EXERCISE DIRECTIONS: The expected result is the full set of records, copied precisely, with images dropped.

+++ DATA FOR THIS TASK

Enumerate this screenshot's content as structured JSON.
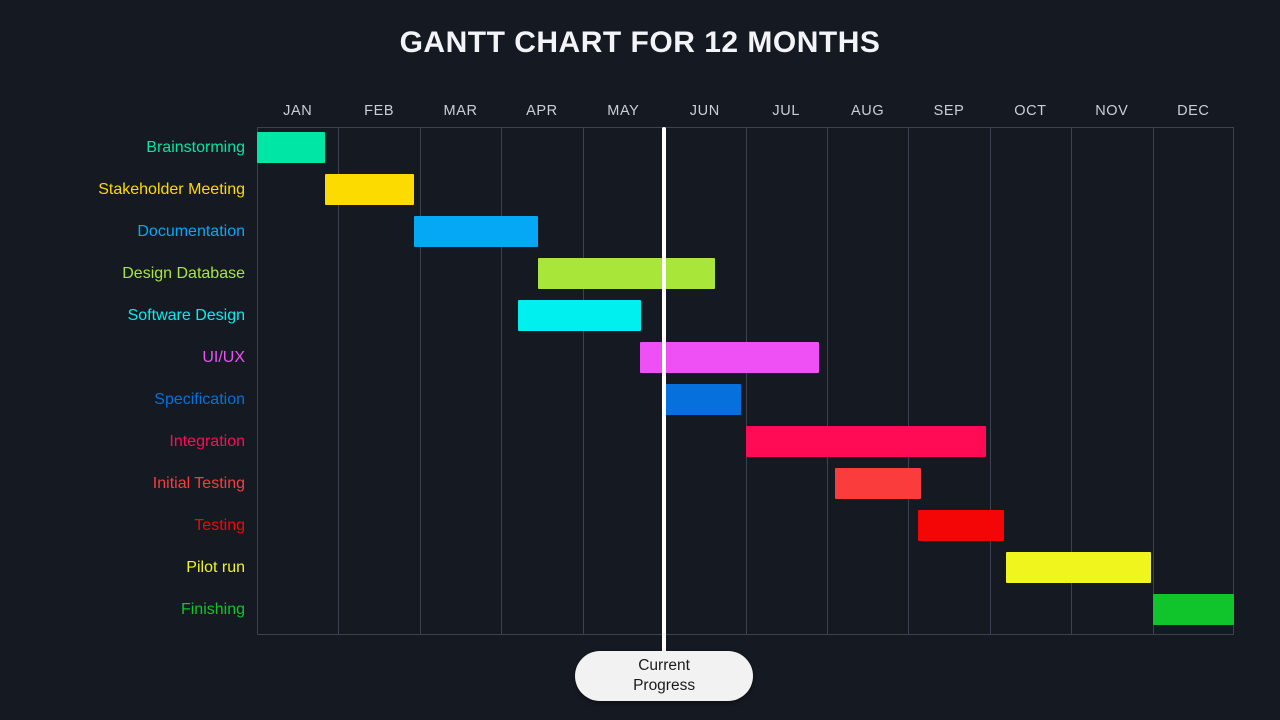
{
  "title": "GANTT CHART FOR 12 MONTHS",
  "progress_marker": {
    "line1": "Current",
    "line2": "Progress",
    "at_month": "JUN"
  },
  "chart_data": {
    "type": "bar",
    "title": "GANTT CHART FOR 12 MONTHS",
    "xlabel": "",
    "ylabel": "",
    "orientation": "horizontal",
    "grid": true,
    "legend": "none",
    "categories": [
      "JAN",
      "FEB",
      "MAR",
      "APR",
      "MAY",
      "JUN",
      "JUL",
      "AUG",
      "SEP",
      "OCT",
      "NOV",
      "DEC"
    ],
    "month_index": {
      "JAN": 0,
      "FEB": 1,
      "MAR": 2,
      "APR": 3,
      "MAY": 4,
      "JUN": 5,
      "JUL": 6,
      "AUG": 7,
      "SEP": 8,
      "OCT": 9,
      "NOV": 10,
      "DEC": 11
    },
    "current_progress_month": "JUN",
    "current_progress_x": 5.0,
    "background": "#151a22",
    "grid_color": "#3c4250",
    "tasks": [
      {
        "label": "Brainstorming",
        "color": "#00e6a4",
        "start": 0.0,
        "end": 0.84
      },
      {
        "label": "Stakeholder Meeting",
        "color": "#fcdb00",
        "start": 0.84,
        "end": 1.93
      },
      {
        "label": "Documentation",
        "color": "#05a8f5",
        "start": 1.93,
        "end": 3.45
      },
      {
        "label": "Design Database",
        "color": "#a8e63a",
        "start": 3.45,
        "end": 5.62
      },
      {
        "label": "Software Design",
        "color": "#00f0f0",
        "start": 3.2,
        "end": 4.72
      },
      {
        "label": "UI/UX",
        "color": "#ee50f5",
        "start": 4.7,
        "end": 6.9
      },
      {
        "label": "Specification",
        "color": "#0670dd",
        "start": 5.0,
        "end": 5.95
      },
      {
        "label": "Integration",
        "color": "#ff0a55",
        "start": 6.0,
        "end": 8.95
      },
      {
        "label": "Initial Testing",
        "color": "#fa3c3c",
        "start": 7.1,
        "end": 8.15
      },
      {
        "label": "Testing",
        "color": "#f50606",
        "start": 8.12,
        "end": 9.17
      },
      {
        "label": "Pilot run",
        "color": "#f0f51e",
        "start": 9.2,
        "end": 10.98
      },
      {
        "label": "Finishing",
        "color": "#10c42b",
        "start": 11.0,
        "end": 12.0
      }
    ]
  }
}
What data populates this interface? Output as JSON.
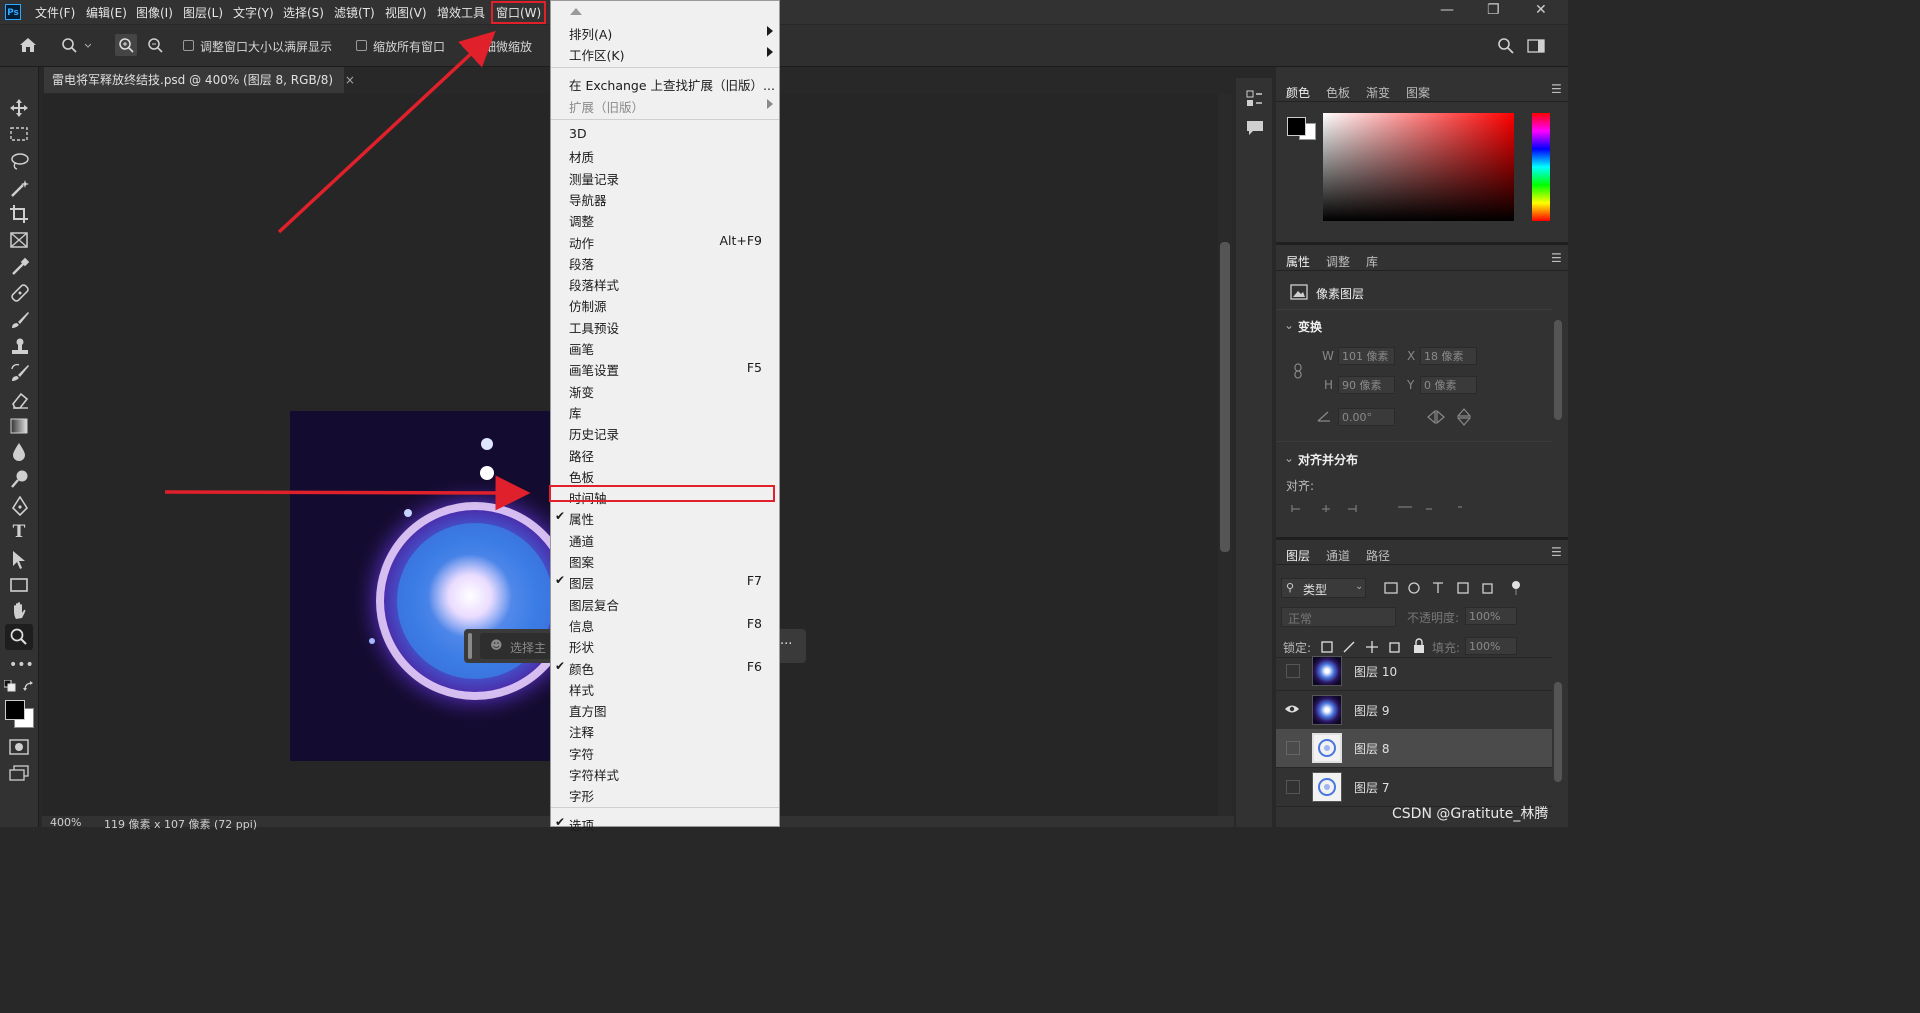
{
  "app": {
    "logo": "Ps"
  },
  "menubar": {
    "items": [
      "文件(F)",
      "编辑(E)",
      "图像(I)",
      "图层(L)",
      "文字(Y)",
      "选择(S)",
      "滤镜(T)",
      "视图(V)",
      "增效工具",
      "窗口(W)"
    ],
    "window_controls": [
      "—",
      "❐",
      "✕"
    ]
  },
  "options": {
    "resize_label": "调整窗口大小以满屏显示",
    "zoom_all_label": "缩放所有窗口",
    "scrubby_label": "细微缩放",
    "scrubby_checked": true
  },
  "document": {
    "tab_title": "雷电将军释放终结技.psd @ 400% (图层 8, RGB/8)",
    "close": "×"
  },
  "overlay": {
    "subject_placeholder": "选择主",
    "more": "···"
  },
  "status": {
    "zoom": "400%",
    "info": "119 像素 x 107 像素 (72 ppi)"
  },
  "window_menu": {
    "arrange": "排列(A)",
    "workspace": "工作区(K)",
    "exchange": "在 Exchange 上查找扩展（旧版）...",
    "extensions": "扩展（旧版）",
    "items": [
      {
        "label": "3D",
        "shortcut": "",
        "checked": false
      },
      {
        "label": "材质",
        "shortcut": "",
        "checked": false
      },
      {
        "label": "测量记录",
        "shortcut": "",
        "checked": false
      },
      {
        "label": "导航器",
        "shortcut": "",
        "checked": false
      },
      {
        "label": "调整",
        "shortcut": "",
        "checked": false
      },
      {
        "label": "动作",
        "shortcut": "Alt+F9",
        "checked": false
      },
      {
        "label": "段落",
        "shortcut": "",
        "checked": false
      },
      {
        "label": "段落样式",
        "shortcut": "",
        "checked": false
      },
      {
        "label": "仿制源",
        "shortcut": "",
        "checked": false
      },
      {
        "label": "工具预设",
        "shortcut": "",
        "checked": false
      },
      {
        "label": "画笔",
        "shortcut": "",
        "checked": false
      },
      {
        "label": "画笔设置",
        "shortcut": "F5",
        "checked": false
      },
      {
        "label": "渐变",
        "shortcut": "",
        "checked": false
      },
      {
        "label": "库",
        "shortcut": "",
        "checked": false
      },
      {
        "label": "历史记录",
        "shortcut": "",
        "checked": false
      },
      {
        "label": "路径",
        "shortcut": "",
        "checked": false
      },
      {
        "label": "色板",
        "shortcut": "",
        "checked": false
      },
      {
        "label": "时间轴",
        "shortcut": "",
        "checked": false
      },
      {
        "label": "属性",
        "shortcut": "",
        "checked": true
      },
      {
        "label": "通道",
        "shortcut": "",
        "checked": false
      },
      {
        "label": "图案",
        "shortcut": "",
        "checked": false
      },
      {
        "label": "图层",
        "shortcut": "F7",
        "checked": true
      },
      {
        "label": "图层复合",
        "shortcut": "",
        "checked": false
      },
      {
        "label": "信息",
        "shortcut": "F8",
        "checked": false
      },
      {
        "label": "形状",
        "shortcut": "",
        "checked": false
      },
      {
        "label": "颜色",
        "shortcut": "F6",
        "checked": true
      },
      {
        "label": "样式",
        "shortcut": "",
        "checked": false
      },
      {
        "label": "直方图",
        "shortcut": "",
        "checked": false
      },
      {
        "label": "注释",
        "shortcut": "",
        "checked": false
      },
      {
        "label": "字符",
        "shortcut": "",
        "checked": false
      },
      {
        "label": "字符样式",
        "shortcut": "",
        "checked": false
      },
      {
        "label": "字形",
        "shortcut": "",
        "checked": false
      }
    ],
    "options": {
      "label": "选项",
      "checked": true
    }
  },
  "color_panel": {
    "tabs": [
      "颜色",
      "色板",
      "渐变",
      "图案"
    ]
  },
  "properties_panel": {
    "tabs": [
      "属性",
      "调整",
      "库"
    ],
    "kind": "像素图层",
    "transform_title": "变换",
    "w_label": "W",
    "w_value": "101 像素",
    "x_label": "X",
    "x_value": "18 像素",
    "h_label": "H",
    "h_value": "90 像素",
    "y_label": "Y",
    "y_value": "0 像素",
    "angle_value": "0.00°",
    "align_title": "对齐并分布",
    "align_label": "对齐:"
  },
  "layers_panel": {
    "tabs": [
      "图层",
      "通道",
      "路径"
    ],
    "filter_kind": "类型",
    "blend_mode": "正常",
    "opacity_label": "不透明度:",
    "opacity_value": "100%",
    "lock_label": "锁定:",
    "fill_label": "填充:",
    "fill_value": "100%",
    "layers": [
      {
        "name": "图层 10",
        "visible": false,
        "selected": false
      },
      {
        "name": "图层 9",
        "visible": true,
        "selected": false
      },
      {
        "name": "图层 8",
        "visible": false,
        "selected": true
      },
      {
        "name": "图层 7",
        "visible": false,
        "selected": false
      }
    ]
  },
  "watermark": "CSDN @Gratitute_林腾",
  "colors": {
    "annotation_red": "#e0202a",
    "menu_bg": "#f0f0f0",
    "ui_dark": "#323232"
  }
}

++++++

ANSWER FOR THIS EXERCISE:
Enumerate this screenshot's content as structured JSON.
{
  "title": "GANTT CHART FOR 12 MONTHS",
  "progress_marker": {
    "line1": "Current",
    "line2": "Progress",
    "at_month": "JUN"
  },
  "chart_data": {
    "type": "bar",
    "title": "GANTT CHART FOR 12 MONTHS",
    "xlabel": "",
    "ylabel": "",
    "orientation": "horizontal",
    "grid": true,
    "legend": "none",
    "categories": [
      "JAN",
      "FEB",
      "MAR",
      "APR",
      "MAY",
      "JUN",
      "JUL",
      "AUG",
      "SEP",
      "OCT",
      "NOV",
      "DEC"
    ],
    "month_index": {
      "JAN": 0,
      "FEB": 1,
      "MAR": 2,
      "APR": 3,
      "MAY": 4,
      "JUN": 5,
      "JUL": 6,
      "AUG": 7,
      "SEP": 8,
      "OCT": 9,
      "NOV": 10,
      "DEC": 11
    },
    "current_progress_month": "JUN",
    "current_progress_x": 5.0,
    "background": "#151a22",
    "grid_color": "#3c4250",
    "tasks": [
      {
        "label": "Brainstorming",
        "color": "#00e6a4",
        "start": 0.0,
        "end": 0.84
      },
      {
        "label": "Stakeholder Meeting",
        "color": "#fcdb00",
        "start": 0.84,
        "end": 1.93
      },
      {
        "label": "Documentation",
        "color": "#05a8f5",
        "start": 1.93,
        "end": 3.45
      },
      {
        "label": "Design Database",
        "color": "#a8e63a",
        "start": 3.45,
        "end": 5.62
      },
      {
        "label": "Software Design",
        "color": "#00f0f0",
        "start": 3.2,
        "end": 4.72
      },
      {
        "label": "UI/UX",
        "color": "#ee50f5",
        "start": 4.7,
        "end": 6.9
      },
      {
        "label": "Specification",
        "color": "#0670dd",
        "start": 5.0,
        "end": 5.95
      },
      {
        "label": "Integration",
        "color": "#ff0a55",
        "start": 6.0,
        "end": 8.95
      },
      {
        "label": "Initial Testing",
        "color": "#fa3c3c",
        "start": 7.1,
        "end": 8.15
      },
      {
        "label": "Testing",
        "color": "#f50606",
        "start": 8.12,
        "end": 9.17
      },
      {
        "label": "Pilot run",
        "color": "#f0f51e",
        "start": 9.2,
        "end": 10.98
      },
      {
        "label": "Finishing",
        "color": "#10c42b",
        "start": 11.0,
        "end": 12.0
      }
    ]
  }
}
What data populates this interface? Output as JSON.
{
  "app": {
    "logo": "Ps"
  },
  "menubar": {
    "items": [
      "文件(F)",
      "编辑(E)",
      "图像(I)",
      "图层(L)",
      "文字(Y)",
      "选择(S)",
      "滤镜(T)",
      "视图(V)",
      "增效工具",
      "窗口(W)"
    ],
    "window_controls": [
      "—",
      "❐",
      "✕"
    ]
  },
  "options": {
    "resize_label": "调整窗口大小以满屏显示",
    "zoom_all_label": "缩放所有窗口",
    "scrubby_label": "细微缩放",
    "scrubby_checked": true
  },
  "document": {
    "tab_title": "雷电将军释放终结技.psd @ 400% (图层 8, RGB/8)",
    "close": "×"
  },
  "overlay": {
    "subject_placeholder": "选择主",
    "more": "···"
  },
  "status": {
    "zoom": "400%",
    "info": "119 像素 x 107 像素 (72 ppi)"
  },
  "window_menu": {
    "arrange": "排列(A)",
    "workspace": "工作区(K)",
    "exchange": "在 Exchange 上查找扩展（旧版）...",
    "extensions": "扩展（旧版）",
    "items": [
      {
        "label": "3D",
        "shortcut": "",
        "checked": false
      },
      {
        "label": "材质",
        "shortcut": "",
        "checked": false
      },
      {
        "label": "测量记录",
        "shortcut": "",
        "checked": false
      },
      {
        "label": "导航器",
        "shortcut": "",
        "checked": false
      },
      {
        "label": "调整",
        "shortcut": "",
        "checked": false
      },
      {
        "label": "动作",
        "shortcut": "Alt+F9",
        "checked": false
      },
      {
        "label": "段落",
        "shortcut": "",
        "checked": false
      },
      {
        "label": "段落样式",
        "shortcut": "",
        "checked": false
      },
      {
        "label": "仿制源",
        "shortcut": "",
        "checked": false
      },
      {
        "label": "工具预设",
        "shortcut": "",
        "checked": false
      },
      {
        "label": "画笔",
        "shortcut": "",
        "checked": false
      },
      {
        "label": "画笔设置",
        "shortcut": "F5",
        "checked": false
      },
      {
        "label": "渐变",
        "shortcut": "",
        "checked": false
      },
      {
        "label": "库",
        "shortcut": "",
        "checked": false
      },
      {
        "label": "历史记录",
        "shortcut": "",
        "checked": false
      },
      {
        "label": "路径",
        "shortcut": "",
        "checked": false
      },
      {
        "label": "色板",
        "shortcut": "",
        "checked": false
      },
      {
        "label": "时间轴",
        "shortcut": "",
        "checked": false
      },
      {
        "label": "属性",
        "shortcut": "",
        "checked": true
      },
      {
        "label": "通道",
        "shortcut": "",
        "checked": false
      },
      {
        "label": "图案",
        "shortcut": "",
        "checked": false
      },
      {
        "label": "图层",
        "shortcut": "F7",
        "checked": true
      },
      {
        "label": "图层复合",
        "shortcut": "",
        "checked": false
      },
      {
        "label": "信息",
        "shortcut": "F8",
        "checked": false
      },
      {
        "label": "形状",
        "shortcut": "",
        "checked": false
      },
      {
        "label": "颜色",
        "shortcut": "F6",
        "checked": true
      },
      {
        "label": "样式",
        "shortcut": "",
        "checked": false
      },
      {
        "label": "直方图",
        "shortcut": "",
        "checked": false
      },
      {
        "label": "注释",
        "shortcut": "",
        "checked": false
      },
      {
        "label": "字符",
        "shortcut": "",
        "checked": false
      },
      {
        "label": "字符样式",
        "shortcut": "",
        "checked": false
      },
      {
        "label": "字形",
        "shortcut": "",
        "checked": false
      }
    ],
    "options": {
      "label": "选项",
      "checked": true
    }
  },
  "color_panel": {
    "tabs": [
      "颜色",
      "色板",
      "渐变",
      "图案"
    ]
  },
  "properties_panel": {
    "tabs": [
      "属性",
      "调整",
      "库"
    ],
    "kind": "像素图层",
    "transform_title": "变换",
    "w_label": "W",
    "w_value": "101 像素",
    "x_label": "X",
    "x_value": "18 像素",
    "h_label": "H",
    "h_value": "90 像素",
    "y_label": "Y",
    "y_value": "0 像素",
    "angle_value": "0.00°",
    "align_title": "对齐并分布",
    "align_label": "对齐:"
  },
  "layers_panel": {
    "tabs": [
      "图层",
      "通道",
      "路径"
    ],
    "filter_kind": "类型",
    "blend_mode": "正常",
    "opacity_label": "不透明度:",
    "opacity_value": "100%",
    "lock_label": "锁定:",
    "fill_label": "填充:",
    "fill_value": "100%",
    "layers": [
      {
        "name": "图层 10",
        "visible": false,
        "selected": false
      },
      {
        "name": "图层 9",
        "visible": true,
        "selected": false
      },
      {
        "name": "图层 8",
        "visible": false,
        "selected": true
      },
      {
        "name": "图层 7",
        "visible": false,
        "selected": false
      }
    ]
  },
  "watermark": "CSDN @Gratitute_林腾",
  "colors": {
    "annotation_red": "#e0202a",
    "menu_bg": "#f0f0f0",
    "ui_dark": "#323232"
  }
}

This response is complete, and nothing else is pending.